Aim of the task: From the entries below, copy out all lines holding "note".
*** Data records Section Begins ***
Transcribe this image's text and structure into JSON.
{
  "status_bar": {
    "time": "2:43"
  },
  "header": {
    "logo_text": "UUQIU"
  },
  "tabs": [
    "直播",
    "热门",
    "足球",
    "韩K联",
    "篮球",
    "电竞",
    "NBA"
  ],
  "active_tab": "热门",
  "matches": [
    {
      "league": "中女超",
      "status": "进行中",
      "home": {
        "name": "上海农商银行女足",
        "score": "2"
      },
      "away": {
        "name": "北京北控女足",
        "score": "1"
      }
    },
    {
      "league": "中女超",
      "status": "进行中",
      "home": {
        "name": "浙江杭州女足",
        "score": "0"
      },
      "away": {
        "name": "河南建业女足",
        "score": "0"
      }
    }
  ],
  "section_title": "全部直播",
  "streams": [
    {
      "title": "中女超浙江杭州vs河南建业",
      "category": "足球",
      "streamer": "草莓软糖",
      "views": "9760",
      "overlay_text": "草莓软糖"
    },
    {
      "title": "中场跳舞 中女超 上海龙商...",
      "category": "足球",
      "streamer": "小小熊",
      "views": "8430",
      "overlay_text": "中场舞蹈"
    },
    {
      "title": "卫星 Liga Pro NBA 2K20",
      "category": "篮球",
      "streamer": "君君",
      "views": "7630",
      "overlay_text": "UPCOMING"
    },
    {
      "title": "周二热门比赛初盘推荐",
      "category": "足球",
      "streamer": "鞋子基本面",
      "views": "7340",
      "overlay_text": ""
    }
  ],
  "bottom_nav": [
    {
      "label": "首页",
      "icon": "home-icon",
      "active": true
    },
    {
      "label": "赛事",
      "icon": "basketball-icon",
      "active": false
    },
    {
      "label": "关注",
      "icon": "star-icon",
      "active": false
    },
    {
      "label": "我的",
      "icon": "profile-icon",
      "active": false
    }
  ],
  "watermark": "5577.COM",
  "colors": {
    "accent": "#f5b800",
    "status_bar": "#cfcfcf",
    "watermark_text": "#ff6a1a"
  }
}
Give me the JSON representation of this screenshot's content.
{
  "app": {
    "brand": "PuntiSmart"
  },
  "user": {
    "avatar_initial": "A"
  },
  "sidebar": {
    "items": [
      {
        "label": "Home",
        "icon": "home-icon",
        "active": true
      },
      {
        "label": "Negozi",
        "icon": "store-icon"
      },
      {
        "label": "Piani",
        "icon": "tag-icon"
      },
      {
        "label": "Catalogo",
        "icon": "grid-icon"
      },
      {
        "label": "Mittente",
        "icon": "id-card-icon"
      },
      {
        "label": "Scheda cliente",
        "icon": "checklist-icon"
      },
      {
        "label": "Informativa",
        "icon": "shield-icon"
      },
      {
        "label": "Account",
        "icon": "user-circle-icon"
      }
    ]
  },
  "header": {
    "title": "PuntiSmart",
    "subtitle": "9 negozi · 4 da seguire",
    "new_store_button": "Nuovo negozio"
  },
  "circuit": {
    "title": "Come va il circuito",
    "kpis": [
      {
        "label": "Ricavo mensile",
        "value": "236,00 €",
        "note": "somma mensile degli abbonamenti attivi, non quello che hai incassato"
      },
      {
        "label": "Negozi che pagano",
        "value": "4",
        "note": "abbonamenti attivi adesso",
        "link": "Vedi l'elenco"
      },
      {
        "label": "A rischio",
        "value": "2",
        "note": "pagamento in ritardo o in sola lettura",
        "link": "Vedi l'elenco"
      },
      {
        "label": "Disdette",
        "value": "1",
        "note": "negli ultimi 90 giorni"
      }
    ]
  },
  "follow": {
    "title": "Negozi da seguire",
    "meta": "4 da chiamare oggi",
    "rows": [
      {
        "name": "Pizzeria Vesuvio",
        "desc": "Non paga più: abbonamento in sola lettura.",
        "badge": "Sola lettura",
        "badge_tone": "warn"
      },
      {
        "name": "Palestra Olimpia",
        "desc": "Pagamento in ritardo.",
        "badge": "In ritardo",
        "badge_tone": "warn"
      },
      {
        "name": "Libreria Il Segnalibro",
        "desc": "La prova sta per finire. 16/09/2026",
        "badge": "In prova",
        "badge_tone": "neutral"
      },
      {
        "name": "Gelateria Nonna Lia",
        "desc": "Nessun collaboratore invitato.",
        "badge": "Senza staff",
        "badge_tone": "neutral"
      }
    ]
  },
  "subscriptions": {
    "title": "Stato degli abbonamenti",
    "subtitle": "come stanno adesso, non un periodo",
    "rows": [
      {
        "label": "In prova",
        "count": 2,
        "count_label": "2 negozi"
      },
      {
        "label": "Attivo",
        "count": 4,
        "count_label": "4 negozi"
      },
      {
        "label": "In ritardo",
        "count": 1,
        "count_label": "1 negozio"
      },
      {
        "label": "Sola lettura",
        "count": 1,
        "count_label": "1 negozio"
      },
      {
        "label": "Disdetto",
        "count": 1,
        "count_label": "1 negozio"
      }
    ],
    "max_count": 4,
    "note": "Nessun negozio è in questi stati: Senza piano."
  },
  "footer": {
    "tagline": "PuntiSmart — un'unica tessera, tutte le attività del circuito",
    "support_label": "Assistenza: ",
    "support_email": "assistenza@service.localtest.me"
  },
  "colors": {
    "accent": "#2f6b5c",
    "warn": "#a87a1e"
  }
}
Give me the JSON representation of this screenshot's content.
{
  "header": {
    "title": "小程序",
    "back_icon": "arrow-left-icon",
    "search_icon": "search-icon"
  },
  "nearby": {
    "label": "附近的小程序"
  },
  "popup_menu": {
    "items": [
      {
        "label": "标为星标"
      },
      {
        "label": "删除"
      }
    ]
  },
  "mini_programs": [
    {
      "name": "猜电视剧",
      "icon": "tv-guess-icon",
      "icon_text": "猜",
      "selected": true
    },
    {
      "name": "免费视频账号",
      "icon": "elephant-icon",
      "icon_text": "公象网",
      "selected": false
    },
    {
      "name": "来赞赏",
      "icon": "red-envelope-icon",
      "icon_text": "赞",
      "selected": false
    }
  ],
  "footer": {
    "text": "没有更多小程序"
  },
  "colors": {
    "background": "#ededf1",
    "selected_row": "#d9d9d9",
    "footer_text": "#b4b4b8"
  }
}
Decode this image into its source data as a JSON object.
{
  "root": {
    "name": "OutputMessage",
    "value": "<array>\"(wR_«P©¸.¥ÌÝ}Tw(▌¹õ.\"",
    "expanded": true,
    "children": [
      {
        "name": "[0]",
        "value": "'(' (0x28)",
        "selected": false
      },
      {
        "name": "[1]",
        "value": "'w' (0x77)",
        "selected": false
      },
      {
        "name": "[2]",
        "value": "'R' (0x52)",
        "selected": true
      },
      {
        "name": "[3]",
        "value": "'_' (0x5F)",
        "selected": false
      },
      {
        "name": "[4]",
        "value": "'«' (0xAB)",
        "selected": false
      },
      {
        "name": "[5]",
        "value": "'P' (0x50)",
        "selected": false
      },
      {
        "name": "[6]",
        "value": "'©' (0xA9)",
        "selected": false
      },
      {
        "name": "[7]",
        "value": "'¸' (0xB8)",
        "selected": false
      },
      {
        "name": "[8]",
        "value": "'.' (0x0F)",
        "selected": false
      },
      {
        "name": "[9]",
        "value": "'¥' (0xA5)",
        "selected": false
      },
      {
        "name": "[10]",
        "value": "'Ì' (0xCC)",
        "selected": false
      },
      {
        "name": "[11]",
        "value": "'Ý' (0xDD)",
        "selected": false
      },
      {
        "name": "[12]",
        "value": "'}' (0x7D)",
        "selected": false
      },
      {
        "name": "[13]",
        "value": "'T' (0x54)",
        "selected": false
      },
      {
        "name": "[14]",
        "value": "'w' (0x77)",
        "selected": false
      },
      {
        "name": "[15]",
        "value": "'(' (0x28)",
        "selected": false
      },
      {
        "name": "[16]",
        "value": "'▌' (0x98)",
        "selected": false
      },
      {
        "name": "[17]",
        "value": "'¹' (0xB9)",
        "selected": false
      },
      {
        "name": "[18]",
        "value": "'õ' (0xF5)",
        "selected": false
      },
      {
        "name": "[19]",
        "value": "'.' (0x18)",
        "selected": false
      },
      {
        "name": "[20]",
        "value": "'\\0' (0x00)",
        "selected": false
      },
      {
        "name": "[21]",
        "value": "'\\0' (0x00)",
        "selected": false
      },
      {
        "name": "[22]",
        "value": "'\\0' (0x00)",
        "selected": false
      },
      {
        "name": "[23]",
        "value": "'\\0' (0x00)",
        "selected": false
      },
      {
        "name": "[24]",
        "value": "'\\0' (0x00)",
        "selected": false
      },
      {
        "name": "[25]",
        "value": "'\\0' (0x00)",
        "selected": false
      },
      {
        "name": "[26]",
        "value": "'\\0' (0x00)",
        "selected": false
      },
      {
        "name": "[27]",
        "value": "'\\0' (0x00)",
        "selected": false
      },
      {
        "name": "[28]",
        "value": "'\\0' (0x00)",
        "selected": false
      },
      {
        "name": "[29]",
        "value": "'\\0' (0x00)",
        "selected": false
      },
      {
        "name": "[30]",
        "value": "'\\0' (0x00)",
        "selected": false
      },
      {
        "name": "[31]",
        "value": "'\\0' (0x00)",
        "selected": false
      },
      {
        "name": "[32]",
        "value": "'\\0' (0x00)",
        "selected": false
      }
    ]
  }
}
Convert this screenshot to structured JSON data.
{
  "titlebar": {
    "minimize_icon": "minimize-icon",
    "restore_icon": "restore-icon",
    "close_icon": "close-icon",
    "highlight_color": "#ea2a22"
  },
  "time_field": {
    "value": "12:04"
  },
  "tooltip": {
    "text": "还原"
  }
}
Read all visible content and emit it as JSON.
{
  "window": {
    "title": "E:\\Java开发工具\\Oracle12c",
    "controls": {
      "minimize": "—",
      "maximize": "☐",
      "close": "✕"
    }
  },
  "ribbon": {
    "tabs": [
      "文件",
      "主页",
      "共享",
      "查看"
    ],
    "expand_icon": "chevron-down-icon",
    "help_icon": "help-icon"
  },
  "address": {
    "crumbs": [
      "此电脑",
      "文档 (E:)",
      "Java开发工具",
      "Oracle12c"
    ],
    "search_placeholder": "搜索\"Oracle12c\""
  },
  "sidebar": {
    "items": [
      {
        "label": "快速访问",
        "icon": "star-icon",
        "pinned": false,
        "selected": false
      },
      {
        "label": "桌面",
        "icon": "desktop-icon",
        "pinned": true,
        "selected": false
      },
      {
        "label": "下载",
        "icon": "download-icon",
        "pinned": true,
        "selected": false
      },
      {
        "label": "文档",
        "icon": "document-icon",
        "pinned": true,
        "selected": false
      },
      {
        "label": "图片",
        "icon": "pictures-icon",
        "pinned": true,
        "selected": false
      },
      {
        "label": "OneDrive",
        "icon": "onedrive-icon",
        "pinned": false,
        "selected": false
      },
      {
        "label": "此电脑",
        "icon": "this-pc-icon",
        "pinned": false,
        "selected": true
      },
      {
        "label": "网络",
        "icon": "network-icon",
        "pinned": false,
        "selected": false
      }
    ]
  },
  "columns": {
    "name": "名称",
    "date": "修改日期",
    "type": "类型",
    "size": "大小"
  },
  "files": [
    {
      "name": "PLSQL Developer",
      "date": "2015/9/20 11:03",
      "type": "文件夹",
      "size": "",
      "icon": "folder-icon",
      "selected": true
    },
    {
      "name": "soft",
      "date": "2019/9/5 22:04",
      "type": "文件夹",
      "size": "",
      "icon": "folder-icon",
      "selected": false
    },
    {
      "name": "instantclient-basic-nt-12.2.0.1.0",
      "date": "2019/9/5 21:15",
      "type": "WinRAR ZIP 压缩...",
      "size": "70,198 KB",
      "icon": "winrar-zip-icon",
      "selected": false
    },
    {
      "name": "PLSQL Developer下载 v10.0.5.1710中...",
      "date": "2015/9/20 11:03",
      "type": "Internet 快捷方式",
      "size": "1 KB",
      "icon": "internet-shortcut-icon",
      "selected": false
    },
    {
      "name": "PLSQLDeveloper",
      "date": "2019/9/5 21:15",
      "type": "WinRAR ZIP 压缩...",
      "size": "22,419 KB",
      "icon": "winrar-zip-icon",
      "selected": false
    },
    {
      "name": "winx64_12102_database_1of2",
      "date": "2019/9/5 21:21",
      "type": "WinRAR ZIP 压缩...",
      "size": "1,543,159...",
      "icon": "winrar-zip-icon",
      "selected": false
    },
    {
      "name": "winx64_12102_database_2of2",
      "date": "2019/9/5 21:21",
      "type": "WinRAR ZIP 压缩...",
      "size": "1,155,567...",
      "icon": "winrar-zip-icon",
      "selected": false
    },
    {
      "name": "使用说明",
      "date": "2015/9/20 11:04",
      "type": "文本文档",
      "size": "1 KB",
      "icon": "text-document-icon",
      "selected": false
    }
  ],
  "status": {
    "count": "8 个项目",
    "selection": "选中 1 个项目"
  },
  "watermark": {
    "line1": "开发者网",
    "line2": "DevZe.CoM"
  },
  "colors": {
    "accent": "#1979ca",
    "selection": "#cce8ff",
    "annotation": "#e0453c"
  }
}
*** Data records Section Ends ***
Completed task:
        "note": "somma mensile degli abbonamenti attivi, non quello che hai incassato"
        "note": "abbonamenti attivi adesso",
        "note": "pagamento in ritardo o in sola lettura",
        "note": "negli ultimi 90 giorni"
    "note": "Nessun negozio è in questi stati: Senza piano."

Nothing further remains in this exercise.